Twenty eight days after the diagnosis, eighteen days after her mom’s death, and five days after the dog from college decided to do the same, her dad died.
We spent the day together going through pictures and planning. This one is a favorite, she said. The memorial needs to be like this, I said. These apricots are yummy, they said, and it was surreal to see the boys sitting in the same booth we sat in twenty years ago to eat fried zucchini after every work out.
Later, they ran up and down the stairs, in and out of rooms, feet slapping the worn wood floors until I yelled they were being disrespectful. So help me, God, see what happens if you run one more foot!
She laughed and said it was nice to hear laughter in the house, at least. And I agreed. Because it would be too quiet otherwise, I said. And then we were quiet. Awkward. We busied ourselves cleaning what was already clean.
What is weird is that everything is different but still somehow the same. It seems this house should be on end, pictures askew, paint coming down in curls from the walls. But no, everything is the same. Down to the cord stretching across the table so the phone can work.
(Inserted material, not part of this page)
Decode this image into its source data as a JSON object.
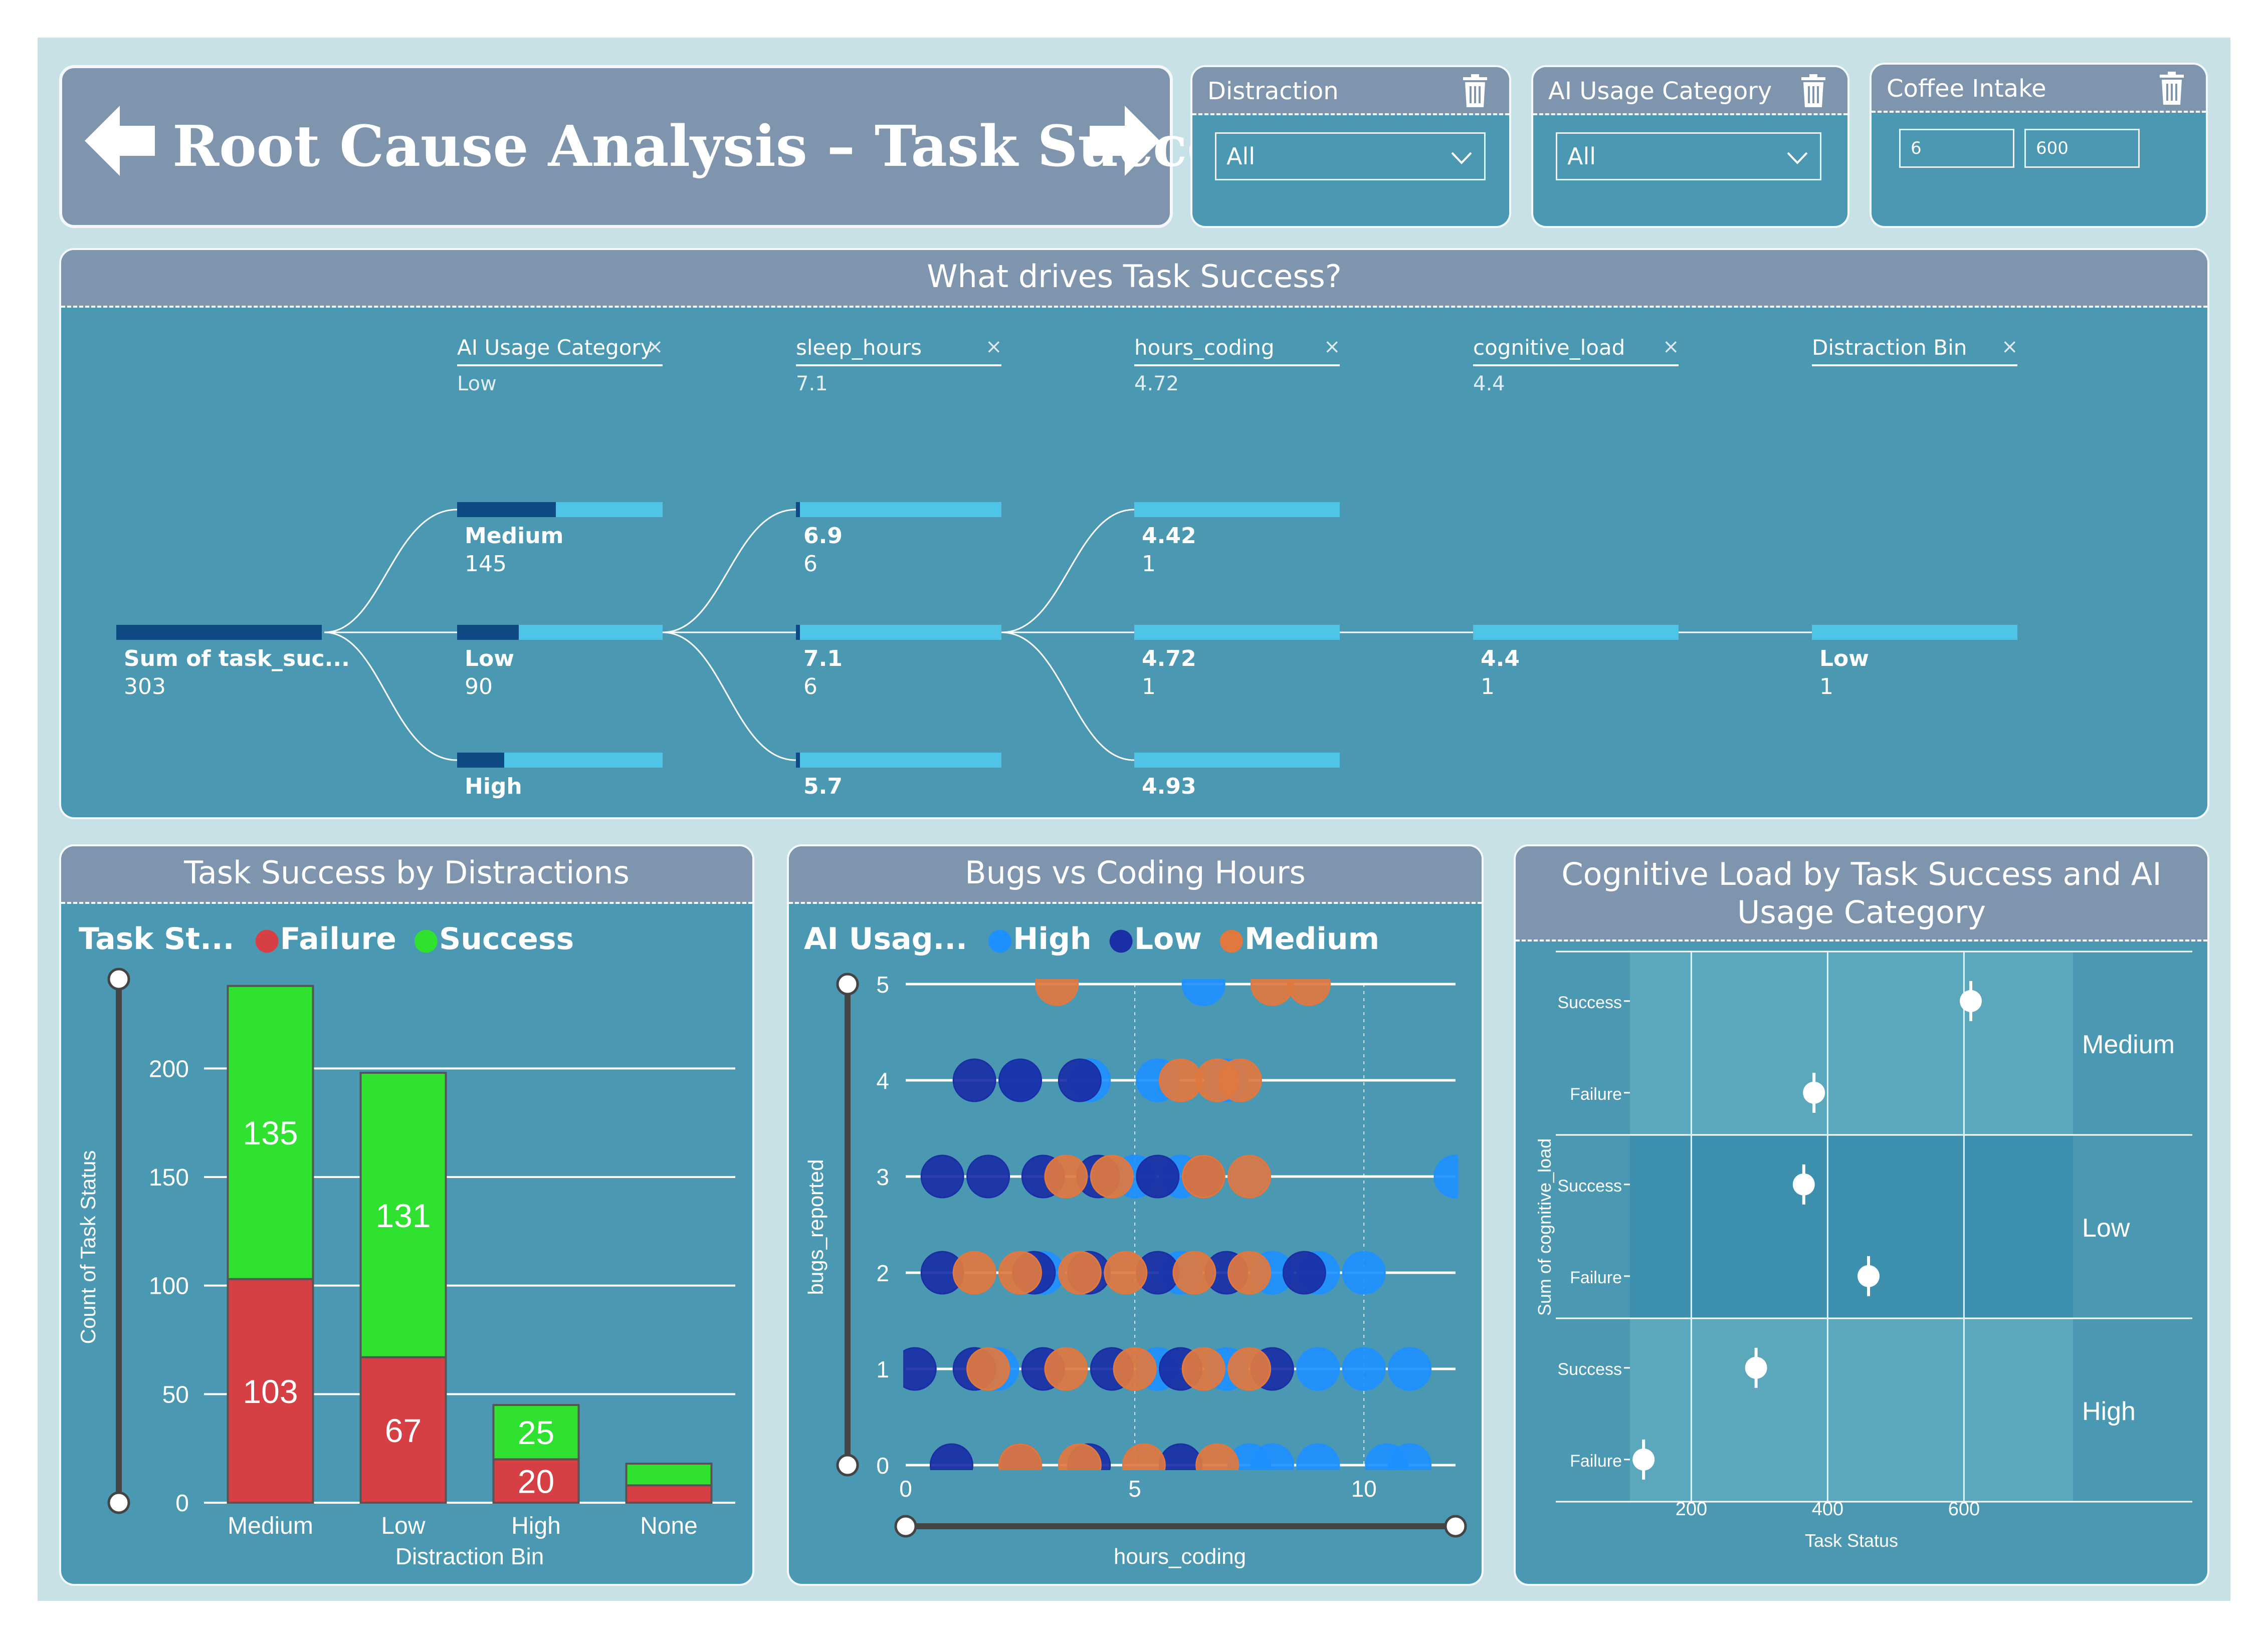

She’s worried about the fruit. There’s a lot leftover, and she doesn’t want to see it spoil. The boys ate two peaches, two plums, two bananas, and more than six of the tiniest apricots I have ever seen. Your boys are going to be real regular, real fast, J. I don’t know if I’ve mentioned it, but in college everyone called me J.
We share a bad habit of joking at inappropriate moments.
I would take your pain if I could, I joked, but really I wouldn’t. I’m an inherently selfish creature, and I’m not strong enough to do what you’re doing.
I wouldn’t let you take my pain, she joked back. I wouldn’t wish this on my least favorite person, and I know some seriously annoying people.
Sometimes there are no words, certainly not sentences. And when I hear I am a good friend, I cringe. So don’t say it. I’m not. Really. Because only I know that late at night, when I can’t sleep, I pray for her, yes, but I spend a lot of my time thanking God it’s not me.
I wasn’t joking about the inherently selfish part.